U.S. Classification703/28, 714/28, 714/E11.168, 714/E11.216, 714/29
International ClassificationG06F11/26, G06F11/36
Cooperative ClassificationG06F11/261, G06F11/3656
European ClassificationG06F11/36B7H, G06F11/26S
Legal Events
DateCodeEventDescription
Sep 22, 1998FPExpired due to failure to pay maintenance fee
Effective date: 19980517
May 17, 1998LAPSLapse for failure to pay maintenance fees
Sep 3, 1992ASAssignment
Owner name: METALINK CORPORATION A CORP. OF ARIZONA, ARIZON

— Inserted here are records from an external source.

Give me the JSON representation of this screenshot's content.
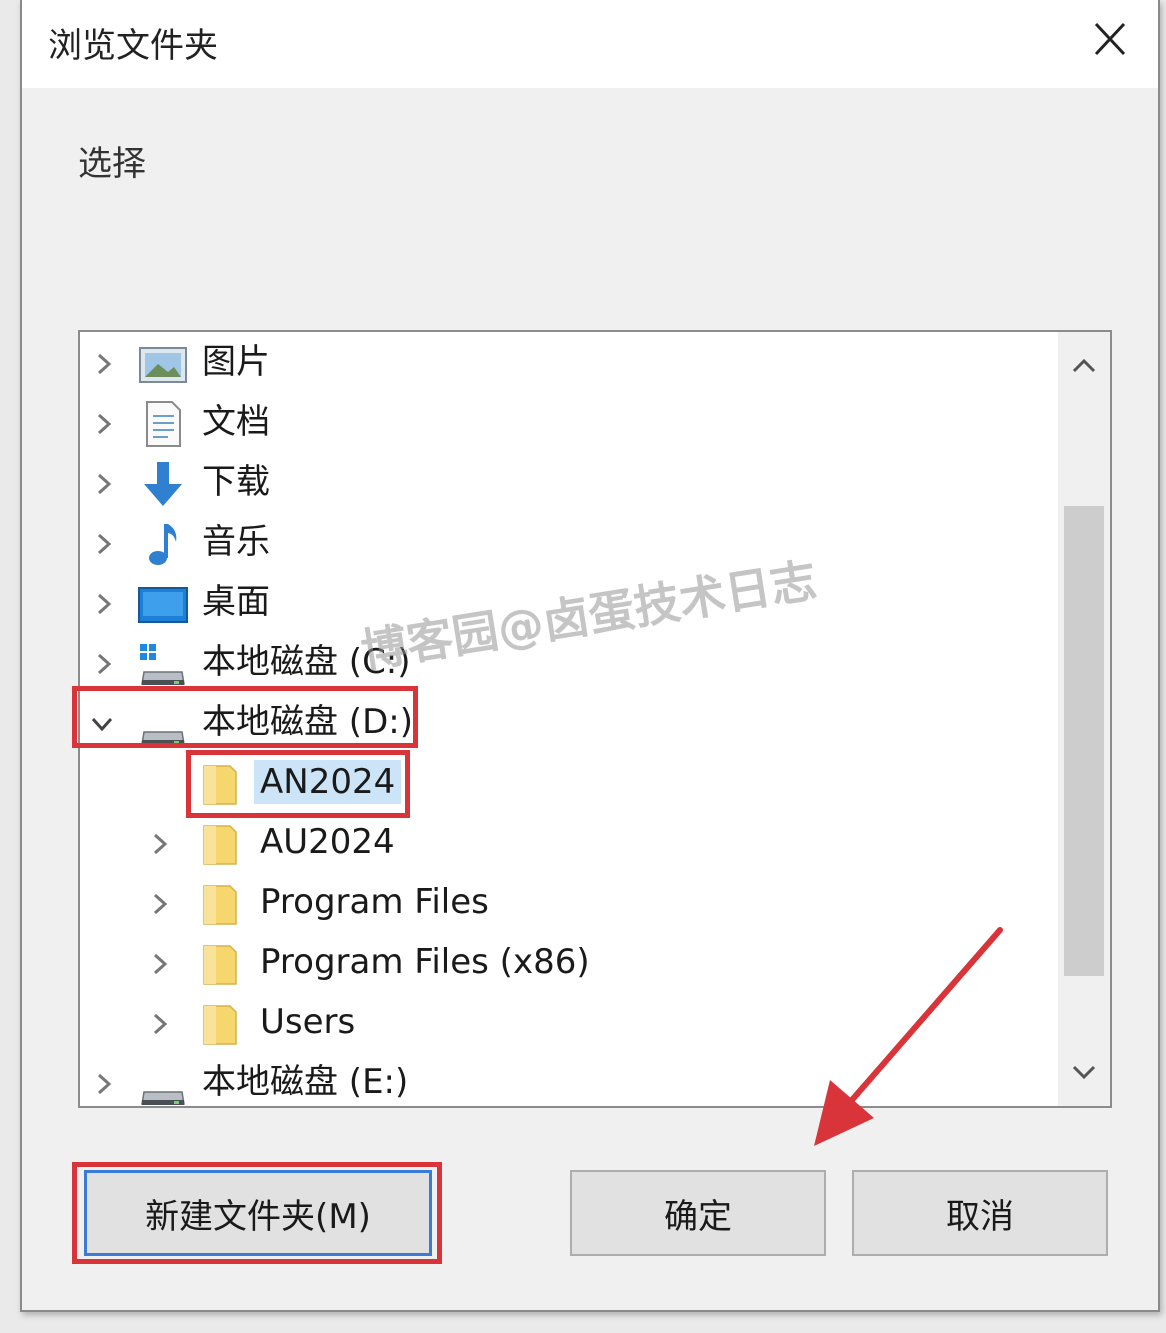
{
  "window": {
    "title": "浏览文件夹"
  },
  "prompt": "选择",
  "tree": {
    "items": [
      {
        "label": "图片",
        "icon": "pictures-icon"
      },
      {
        "label": "文档",
        "icon": "documents-icon"
      },
      {
        "label": "下载",
        "icon": "download-icon"
      },
      {
        "label": "音乐",
        "icon": "music-icon"
      },
      {
        "label": "桌面",
        "icon": "desktop-icon"
      },
      {
        "label": "本地磁盘 (C:)",
        "icon": "system-drive-icon"
      },
      {
        "label": "本地磁盘 (D:)",
        "icon": "drive-icon",
        "expanded": true
      },
      {
        "label": "AN2024",
        "icon": "folder-icon",
        "selected": true
      },
      {
        "label": "AU2024",
        "icon": "folder-icon"
      },
      {
        "label": "Program Files",
        "icon": "folder-icon"
      },
      {
        "label": "Program Files (x86)",
        "icon": "folder-icon"
      },
      {
        "label": "Users",
        "icon": "folder-icon"
      },
      {
        "label": "本地磁盘 (E:)",
        "icon": "drive-icon"
      }
    ]
  },
  "buttons": {
    "new_folder": "新建文件夹(M)",
    "ok": "确定",
    "cancel": "取消"
  },
  "watermark": "博客园@卤蛋技术日志",
  "colors": {
    "highlight": "#d9343a",
    "selection": "#cce4f7",
    "folder": "#f5d76e",
    "download_arrow": "#2f80d1"
  }
}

Free format text: ASSIGNMENT OF ASSIGNORS INTEREST.;ASSIGNOR:PAWLOSKI, MARTIN B.;REEL/FRAME:006250/0617
Effective date: 19920903